The Indiana Home Improvement Contracts Act, IND. CODE §§ 24-5-11-1, et seq. (“HICA”), requires a home improvement contractor to provide a written contract to a homeowner before performing any work for an amount greater than $150.00. A contractor violating the HICA commits a “deceptive act” as defined in the Indiana Deceptive Consumer Sales Act (“DCSA”), which is actionable by the Attorney General or the consumer. The Indiana Court of Appeals recently addressed the question of whether a consumer who does not file a counterclaim under the DCSA may defend a contractor’s claim for payment by asserting a HICA violation as a defense. In Imperial Insurance Restoration & Remodeling, Inc. v. Costello, 965 N.E.2d 723 (Ind. Ct. App. 2012), the Court determined that a contract in violation of HICA was not automatically void.
James Costello hired Imperial, a repair and restoration contractor, to repair water damage caused by a burst pipe. Costello signed a “Work Authorization” contract authorizing Imperial to make repairs to the home, but the contract violated HICA because it did not describe the proposed improvements, date of completion, contingencies that might affect Imperial’s work, or the price. When the work was completed, Costello signed a “Certificate of Satisfaction” confirming his satisfaction with the work and authorizing his insurance carrier to make payment directly to Imperial. The insurance company sent the check to Costello, who cashed the check but did not pay Imperial. After Imperial sued, the trial court ruled in favor of Costello.
Imperial acknowledged that its contract was not compliant with HICA. Costello asserted non-compliance as a defense, but did not file a counterclaim or file a separate lawsuit seeking relief under the DCSA. One remedy under the DCSA is to declare a contract “void” or “unenforceable,” but the Court here concluded that not every contract that violates the HICA must automatically be void. Otherwise, “Imperial would suffer both a serious and undeserved forfeiture outweighing the other factors.” The Court of Appeals reversed the trial court, and directed the entry of judgment in favor of Imperial after the trial court conducts a hearing to determine the amount of interest due on the contract and whether attorney’s fees should be awarded.

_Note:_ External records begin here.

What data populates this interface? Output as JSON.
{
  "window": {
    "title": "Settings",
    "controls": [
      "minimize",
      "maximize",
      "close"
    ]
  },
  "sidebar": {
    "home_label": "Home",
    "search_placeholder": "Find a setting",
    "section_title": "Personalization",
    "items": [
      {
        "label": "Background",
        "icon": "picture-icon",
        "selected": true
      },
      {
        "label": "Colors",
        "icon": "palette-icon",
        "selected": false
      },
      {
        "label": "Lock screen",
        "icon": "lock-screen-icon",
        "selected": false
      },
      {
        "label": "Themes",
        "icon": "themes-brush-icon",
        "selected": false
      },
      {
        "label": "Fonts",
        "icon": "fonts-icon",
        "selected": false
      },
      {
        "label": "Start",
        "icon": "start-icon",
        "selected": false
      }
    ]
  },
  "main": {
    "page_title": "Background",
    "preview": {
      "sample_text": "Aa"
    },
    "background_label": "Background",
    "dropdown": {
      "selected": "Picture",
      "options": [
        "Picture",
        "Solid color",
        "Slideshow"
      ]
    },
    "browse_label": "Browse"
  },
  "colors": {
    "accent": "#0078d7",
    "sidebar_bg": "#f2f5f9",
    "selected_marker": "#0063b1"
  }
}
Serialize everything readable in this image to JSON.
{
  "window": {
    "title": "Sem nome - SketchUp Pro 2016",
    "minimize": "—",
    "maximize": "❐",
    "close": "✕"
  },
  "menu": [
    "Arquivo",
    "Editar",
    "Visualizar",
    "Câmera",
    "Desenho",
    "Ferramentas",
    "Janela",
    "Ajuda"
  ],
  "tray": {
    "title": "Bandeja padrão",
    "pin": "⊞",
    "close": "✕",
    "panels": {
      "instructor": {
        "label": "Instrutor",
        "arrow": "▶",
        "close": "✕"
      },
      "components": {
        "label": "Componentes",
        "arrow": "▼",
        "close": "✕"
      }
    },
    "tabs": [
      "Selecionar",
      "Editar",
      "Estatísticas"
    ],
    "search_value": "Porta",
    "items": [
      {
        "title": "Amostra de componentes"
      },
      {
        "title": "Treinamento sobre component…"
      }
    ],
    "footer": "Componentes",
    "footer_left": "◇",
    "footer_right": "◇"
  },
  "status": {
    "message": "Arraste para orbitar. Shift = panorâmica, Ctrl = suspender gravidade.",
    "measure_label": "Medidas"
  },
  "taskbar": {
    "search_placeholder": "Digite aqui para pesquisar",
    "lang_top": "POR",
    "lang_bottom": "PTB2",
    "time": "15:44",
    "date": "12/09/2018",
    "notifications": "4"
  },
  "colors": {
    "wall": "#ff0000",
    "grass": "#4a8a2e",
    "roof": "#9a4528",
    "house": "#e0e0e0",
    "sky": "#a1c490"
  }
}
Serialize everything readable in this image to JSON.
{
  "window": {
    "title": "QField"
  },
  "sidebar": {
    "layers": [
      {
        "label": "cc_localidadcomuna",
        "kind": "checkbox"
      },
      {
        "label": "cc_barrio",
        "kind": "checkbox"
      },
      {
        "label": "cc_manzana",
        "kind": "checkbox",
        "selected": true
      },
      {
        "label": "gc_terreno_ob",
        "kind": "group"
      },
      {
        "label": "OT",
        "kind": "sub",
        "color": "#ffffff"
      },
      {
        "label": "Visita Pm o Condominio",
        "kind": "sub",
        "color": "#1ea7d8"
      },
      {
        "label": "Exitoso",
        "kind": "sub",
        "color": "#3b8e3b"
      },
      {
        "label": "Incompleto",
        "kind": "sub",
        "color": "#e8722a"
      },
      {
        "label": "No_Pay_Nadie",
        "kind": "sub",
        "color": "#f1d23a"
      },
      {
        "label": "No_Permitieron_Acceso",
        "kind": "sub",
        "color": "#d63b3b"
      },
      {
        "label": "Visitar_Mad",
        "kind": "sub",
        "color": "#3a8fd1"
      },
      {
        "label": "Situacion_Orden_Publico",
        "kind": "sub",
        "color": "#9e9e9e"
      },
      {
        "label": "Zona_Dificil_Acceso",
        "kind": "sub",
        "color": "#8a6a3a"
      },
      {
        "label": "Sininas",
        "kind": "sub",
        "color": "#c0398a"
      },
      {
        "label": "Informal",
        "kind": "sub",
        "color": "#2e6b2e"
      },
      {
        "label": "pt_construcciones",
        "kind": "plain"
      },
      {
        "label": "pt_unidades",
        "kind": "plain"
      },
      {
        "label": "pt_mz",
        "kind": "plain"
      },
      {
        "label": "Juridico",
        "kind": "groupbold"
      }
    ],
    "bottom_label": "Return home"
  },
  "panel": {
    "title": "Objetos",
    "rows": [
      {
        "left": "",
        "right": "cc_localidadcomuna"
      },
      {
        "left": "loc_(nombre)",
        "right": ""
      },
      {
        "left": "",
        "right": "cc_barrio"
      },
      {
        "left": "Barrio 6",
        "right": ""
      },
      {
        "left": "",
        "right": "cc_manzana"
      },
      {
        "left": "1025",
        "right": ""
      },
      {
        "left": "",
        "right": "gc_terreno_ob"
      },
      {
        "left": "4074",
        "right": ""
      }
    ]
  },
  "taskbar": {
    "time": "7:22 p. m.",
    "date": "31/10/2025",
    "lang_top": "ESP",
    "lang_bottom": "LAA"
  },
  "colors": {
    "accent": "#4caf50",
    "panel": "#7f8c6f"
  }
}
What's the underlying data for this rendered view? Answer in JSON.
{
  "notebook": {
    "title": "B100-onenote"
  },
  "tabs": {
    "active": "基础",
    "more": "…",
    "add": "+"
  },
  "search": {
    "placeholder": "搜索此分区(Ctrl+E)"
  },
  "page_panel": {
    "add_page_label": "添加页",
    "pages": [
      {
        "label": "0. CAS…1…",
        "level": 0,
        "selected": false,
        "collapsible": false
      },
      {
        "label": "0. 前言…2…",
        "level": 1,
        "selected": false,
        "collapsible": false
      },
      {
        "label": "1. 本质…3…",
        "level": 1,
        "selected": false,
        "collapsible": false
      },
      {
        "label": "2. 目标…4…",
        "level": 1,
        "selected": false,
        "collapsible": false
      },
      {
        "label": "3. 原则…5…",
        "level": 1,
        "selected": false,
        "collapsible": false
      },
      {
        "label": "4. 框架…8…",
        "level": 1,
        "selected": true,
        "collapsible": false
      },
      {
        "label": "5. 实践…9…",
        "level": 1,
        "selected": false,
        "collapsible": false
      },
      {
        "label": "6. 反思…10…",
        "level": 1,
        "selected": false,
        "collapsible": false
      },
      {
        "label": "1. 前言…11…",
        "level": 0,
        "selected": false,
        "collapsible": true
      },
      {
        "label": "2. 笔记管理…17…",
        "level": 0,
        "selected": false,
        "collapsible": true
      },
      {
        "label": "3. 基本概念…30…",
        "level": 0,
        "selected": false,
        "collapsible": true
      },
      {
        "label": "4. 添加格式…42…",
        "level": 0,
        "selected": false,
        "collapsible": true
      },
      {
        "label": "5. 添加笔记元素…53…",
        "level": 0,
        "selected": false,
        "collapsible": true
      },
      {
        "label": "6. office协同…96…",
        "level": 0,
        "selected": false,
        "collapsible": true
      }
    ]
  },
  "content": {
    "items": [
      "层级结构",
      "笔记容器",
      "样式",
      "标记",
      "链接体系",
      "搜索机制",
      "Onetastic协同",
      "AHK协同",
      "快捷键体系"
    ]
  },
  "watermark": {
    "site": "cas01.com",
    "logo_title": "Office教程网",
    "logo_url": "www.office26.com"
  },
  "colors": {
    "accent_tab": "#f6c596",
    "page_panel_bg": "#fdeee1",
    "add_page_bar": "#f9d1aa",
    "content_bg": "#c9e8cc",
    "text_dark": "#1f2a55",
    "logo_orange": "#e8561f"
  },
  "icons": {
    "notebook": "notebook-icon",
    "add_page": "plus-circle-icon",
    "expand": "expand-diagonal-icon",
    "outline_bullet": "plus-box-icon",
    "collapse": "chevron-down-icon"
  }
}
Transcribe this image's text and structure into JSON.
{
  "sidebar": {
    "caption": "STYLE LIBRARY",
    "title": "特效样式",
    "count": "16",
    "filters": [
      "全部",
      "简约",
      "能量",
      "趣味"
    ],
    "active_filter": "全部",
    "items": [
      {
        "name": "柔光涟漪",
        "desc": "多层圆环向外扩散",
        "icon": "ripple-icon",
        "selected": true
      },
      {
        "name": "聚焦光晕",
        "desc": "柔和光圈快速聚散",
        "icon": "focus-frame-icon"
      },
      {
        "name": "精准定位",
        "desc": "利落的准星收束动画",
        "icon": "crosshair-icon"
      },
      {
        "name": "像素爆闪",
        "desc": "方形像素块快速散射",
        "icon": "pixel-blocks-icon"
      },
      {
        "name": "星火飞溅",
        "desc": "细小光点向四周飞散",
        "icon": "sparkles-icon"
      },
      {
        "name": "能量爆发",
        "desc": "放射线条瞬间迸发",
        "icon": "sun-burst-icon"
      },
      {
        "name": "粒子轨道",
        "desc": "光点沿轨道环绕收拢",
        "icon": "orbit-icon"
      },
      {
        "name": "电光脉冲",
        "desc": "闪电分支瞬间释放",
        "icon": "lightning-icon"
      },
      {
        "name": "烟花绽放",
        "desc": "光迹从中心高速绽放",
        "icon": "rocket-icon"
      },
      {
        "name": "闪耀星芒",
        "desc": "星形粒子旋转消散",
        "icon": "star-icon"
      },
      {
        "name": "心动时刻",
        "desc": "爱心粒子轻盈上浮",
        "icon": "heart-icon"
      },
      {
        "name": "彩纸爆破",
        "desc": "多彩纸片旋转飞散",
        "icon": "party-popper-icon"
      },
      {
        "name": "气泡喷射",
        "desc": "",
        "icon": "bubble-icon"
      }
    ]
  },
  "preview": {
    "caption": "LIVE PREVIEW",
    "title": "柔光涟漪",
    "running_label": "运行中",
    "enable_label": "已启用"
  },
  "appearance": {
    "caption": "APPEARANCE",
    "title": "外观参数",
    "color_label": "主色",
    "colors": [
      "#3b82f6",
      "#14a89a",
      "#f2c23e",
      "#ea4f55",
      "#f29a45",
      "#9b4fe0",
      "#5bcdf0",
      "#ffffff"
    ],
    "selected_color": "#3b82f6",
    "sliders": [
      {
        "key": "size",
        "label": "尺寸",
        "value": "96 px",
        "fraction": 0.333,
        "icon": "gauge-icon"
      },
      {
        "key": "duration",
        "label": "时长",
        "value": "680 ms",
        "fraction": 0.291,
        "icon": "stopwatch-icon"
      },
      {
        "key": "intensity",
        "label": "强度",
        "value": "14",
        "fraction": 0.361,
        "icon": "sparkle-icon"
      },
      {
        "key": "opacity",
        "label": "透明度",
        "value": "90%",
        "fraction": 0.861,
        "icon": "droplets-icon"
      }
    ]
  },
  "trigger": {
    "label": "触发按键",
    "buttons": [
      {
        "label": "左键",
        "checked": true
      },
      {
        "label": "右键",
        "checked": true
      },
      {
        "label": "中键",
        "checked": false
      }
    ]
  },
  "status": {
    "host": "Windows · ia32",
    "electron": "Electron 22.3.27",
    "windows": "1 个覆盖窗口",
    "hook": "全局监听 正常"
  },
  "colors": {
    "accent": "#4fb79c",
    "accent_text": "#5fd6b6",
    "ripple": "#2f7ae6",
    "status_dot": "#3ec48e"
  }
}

Although this decision resulted from compelling facts weighing in favor of the contractor, it is the first time an Indiana court has ruled on the issue of whether the HICA may be asserted as a defense to defeat an otherwise meritorious claim. This case will be of interest to home improvement contractors, who can avoid litigation by complying with HICA, and to consumers, who must assert remedies under the DCSA when faced with HICA violations.© 2013 BARNES & THORNBURG LLP